HERNING, Denmark — With Connor McDavid forced to watch a shootout from the bench, Canada opened the 2018 world hockey championship by coming up short against the archrival Americans.
Cam Atkinson scored the shootout winner to give the United States a 5-4 win over Canada on Friday. Atkinson’s second shootout goal gave the U.S a 2-1 edge midway through the sixth round of the extra session.
Jordan Eberle had a chance to tie for Canada, but he couldn’t beat American goalie Keith Kinkaid.
McDavid, Canada’s captain and offensive catalyst, was ineligible for the shootout after taking a penalty late in overtime.
“It’s not fun to watch your team go through a shootout, especially when you’re an offensive guy and you’d obviously like to be out there,” he said. “I thought the guys did a nice job of hanging in there.”
Canada showed plenty of speed and skill, but had to come back from two one-goal deficits to force overtime before falling in the shootout.
“They played well,” Canada forward Brayden Schenn said. “We know we can play better.
“In a shootout, anything happen.
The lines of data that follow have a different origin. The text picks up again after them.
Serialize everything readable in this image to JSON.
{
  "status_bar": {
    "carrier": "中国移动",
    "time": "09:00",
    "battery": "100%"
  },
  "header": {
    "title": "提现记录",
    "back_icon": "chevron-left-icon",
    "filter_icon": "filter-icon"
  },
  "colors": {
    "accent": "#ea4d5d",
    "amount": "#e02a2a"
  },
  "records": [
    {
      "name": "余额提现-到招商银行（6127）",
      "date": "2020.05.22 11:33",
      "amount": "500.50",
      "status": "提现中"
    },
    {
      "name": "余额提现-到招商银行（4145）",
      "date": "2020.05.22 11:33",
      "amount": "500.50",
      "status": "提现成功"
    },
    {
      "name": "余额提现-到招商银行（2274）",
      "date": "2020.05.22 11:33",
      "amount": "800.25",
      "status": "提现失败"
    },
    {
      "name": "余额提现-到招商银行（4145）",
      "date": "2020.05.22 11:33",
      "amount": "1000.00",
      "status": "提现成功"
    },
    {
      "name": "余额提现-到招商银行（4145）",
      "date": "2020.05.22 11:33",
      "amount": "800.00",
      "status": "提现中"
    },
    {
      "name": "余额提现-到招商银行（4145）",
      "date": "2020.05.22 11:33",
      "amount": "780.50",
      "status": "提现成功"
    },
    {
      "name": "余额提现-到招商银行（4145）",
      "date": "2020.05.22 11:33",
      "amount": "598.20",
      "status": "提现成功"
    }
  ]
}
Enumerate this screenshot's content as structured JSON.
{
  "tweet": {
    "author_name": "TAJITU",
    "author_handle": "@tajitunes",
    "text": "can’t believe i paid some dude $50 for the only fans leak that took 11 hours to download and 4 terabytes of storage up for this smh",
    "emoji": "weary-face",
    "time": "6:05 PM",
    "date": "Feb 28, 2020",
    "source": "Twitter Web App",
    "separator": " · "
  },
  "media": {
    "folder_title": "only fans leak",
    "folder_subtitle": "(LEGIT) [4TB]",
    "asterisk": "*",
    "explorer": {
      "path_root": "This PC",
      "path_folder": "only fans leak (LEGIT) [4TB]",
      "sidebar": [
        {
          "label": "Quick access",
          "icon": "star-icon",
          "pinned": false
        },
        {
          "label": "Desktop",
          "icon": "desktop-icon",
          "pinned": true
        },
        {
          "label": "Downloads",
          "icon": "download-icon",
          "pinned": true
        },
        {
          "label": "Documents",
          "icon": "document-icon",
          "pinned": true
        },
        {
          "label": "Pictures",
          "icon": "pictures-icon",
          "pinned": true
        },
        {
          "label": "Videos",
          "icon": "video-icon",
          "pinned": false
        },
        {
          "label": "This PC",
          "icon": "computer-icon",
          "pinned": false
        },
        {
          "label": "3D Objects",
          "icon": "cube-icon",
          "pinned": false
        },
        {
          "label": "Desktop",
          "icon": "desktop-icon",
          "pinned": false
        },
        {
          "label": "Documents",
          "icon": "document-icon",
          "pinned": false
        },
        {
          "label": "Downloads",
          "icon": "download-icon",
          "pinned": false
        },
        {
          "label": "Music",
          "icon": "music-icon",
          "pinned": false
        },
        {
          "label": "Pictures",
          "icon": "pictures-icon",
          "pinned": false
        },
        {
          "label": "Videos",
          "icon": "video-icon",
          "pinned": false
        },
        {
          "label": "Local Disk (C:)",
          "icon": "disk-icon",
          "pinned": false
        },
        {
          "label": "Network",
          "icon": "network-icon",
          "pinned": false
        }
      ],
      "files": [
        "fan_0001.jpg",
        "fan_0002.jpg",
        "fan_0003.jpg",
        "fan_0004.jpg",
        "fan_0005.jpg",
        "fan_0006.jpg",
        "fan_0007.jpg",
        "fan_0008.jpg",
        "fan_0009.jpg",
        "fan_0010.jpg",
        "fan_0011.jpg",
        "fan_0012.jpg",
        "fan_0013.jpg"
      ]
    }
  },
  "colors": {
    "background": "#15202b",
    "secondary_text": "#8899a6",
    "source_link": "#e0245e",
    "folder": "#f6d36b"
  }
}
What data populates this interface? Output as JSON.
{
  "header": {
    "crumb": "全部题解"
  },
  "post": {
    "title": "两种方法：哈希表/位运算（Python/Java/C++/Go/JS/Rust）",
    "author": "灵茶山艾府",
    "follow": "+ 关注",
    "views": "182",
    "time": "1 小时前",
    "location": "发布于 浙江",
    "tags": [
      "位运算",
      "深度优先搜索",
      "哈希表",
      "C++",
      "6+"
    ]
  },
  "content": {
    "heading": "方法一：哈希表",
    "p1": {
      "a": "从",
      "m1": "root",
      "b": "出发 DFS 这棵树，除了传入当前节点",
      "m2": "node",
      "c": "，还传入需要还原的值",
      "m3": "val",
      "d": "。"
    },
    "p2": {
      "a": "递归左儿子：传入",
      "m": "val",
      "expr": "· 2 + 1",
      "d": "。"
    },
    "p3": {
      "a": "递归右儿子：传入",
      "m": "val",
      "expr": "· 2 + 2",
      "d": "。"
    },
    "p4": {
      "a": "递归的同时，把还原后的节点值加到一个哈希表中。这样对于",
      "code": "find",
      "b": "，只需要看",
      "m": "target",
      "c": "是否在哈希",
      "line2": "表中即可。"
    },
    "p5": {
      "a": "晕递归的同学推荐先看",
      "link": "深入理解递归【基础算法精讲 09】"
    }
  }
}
It sucks losing the first game, but it’s a learning lesson. It’s a long tournament.”
The Canadians outshot the U.S. 44-24 through 65 minutes at Jyske Bank Boxen in Herning, Denmark.
“Both teams off the start were loose,” McDavid said. “We didn’t play well defensively, they didn’t play well defensively.
“We got out to the lead we wanted but our game got away from us, and we’ve got to find a way to bring it back. I like the way we were able to compete and get ourselves back in the game and earn at least one point.”
Canada held the early edge in play and jumped out to a 2-0 first-period lead on goals from Pierre-Luc Dubois and Ryan O’Reilly. But the Americans stuck with their game plan and found a way to exploit Darcy Kuemper, who struggled with shots to his blocker side.
“Not happy with the four goals but I was just focusing on making the next save,” Kuemper said. “I was just trying to bear down and do what I could to stay in and keep the team it. It went all the way to a shootout — one shooter away from winning it and then it’d be a little bit of a different story.”
“I thought there were a couple of pucks he didn’t find either that he needed to track,” added coach Bill Peters about his netminder. “But some of the saves he made were on Grade A opportunities. We just gave up too much quality tonight.”
Anders Lee got the U.S. on the board with a high shot to Kuemper’s blocker side with 6:01 to play in the first before Dylan Larkin and Johnny Gaudreau converted to give the Americans a 3-2 lead by the midway mark of the period.
After being foiled on two breakaways earlier in the game, Anthony Beauvillier tied the game for Canada when he converted a rebound off an Aaron Ekblad shot from the blue line with 2:07 left in the second.
Larkin scored his second of the game at the 3:27 mark of the third, using his speed to create space before firing a soft shot low to the blocker side.
The Americans controlled play in the third period outshooting Canada 12-9, but the Canadians forced overtime with 9:12 left to play in regulation. McDavid picked up his first point of the tournament when he fed Colton Parayko in the slot, and the defenceman first a shot through Kinkaid’s pads.
“Just a bit of a scrum and the puck squirted out,” McDavid said. “Good job by Nuge (Ryan Nugent-Hopkins) and O’Ry (Ryan O’Reilly) to get the puck down there. I just tried to find the d-man breaking to the net.”
In overtime, the Canadian trio of McDavid, Ryan Nugent-Hopkins and Aaron Ekblad — all first-overall draft picks — controlled play whenever they were on the ice. Blake Coleman took a holding penalty in the extra frame to set up a 4-on-3 power play, but the Canadians couldn’t capitalize. McDavid’s penalty gave the Americans a brief power play of their own before the shootout began.
Atkinson and Eberle traded shootout goals before Atkinson won it for the United States.
Hosting the world championship for the first time, Denmark was scheduled for a much-anticipated game against Germany later Friday.
In Group A action on Friday in Copenhagen, Russia beat France 7-0, while the defending world gold medallists from Sweden faced off against Belarus in the late game.
After winning gold in 2015 and 2016, the Canadians settled for silver after a shootout loss to Sweden in Cologne, Germany in 2017. Canada’s next game is Sunday against South Korea, starting at 6:15 a.m. ET.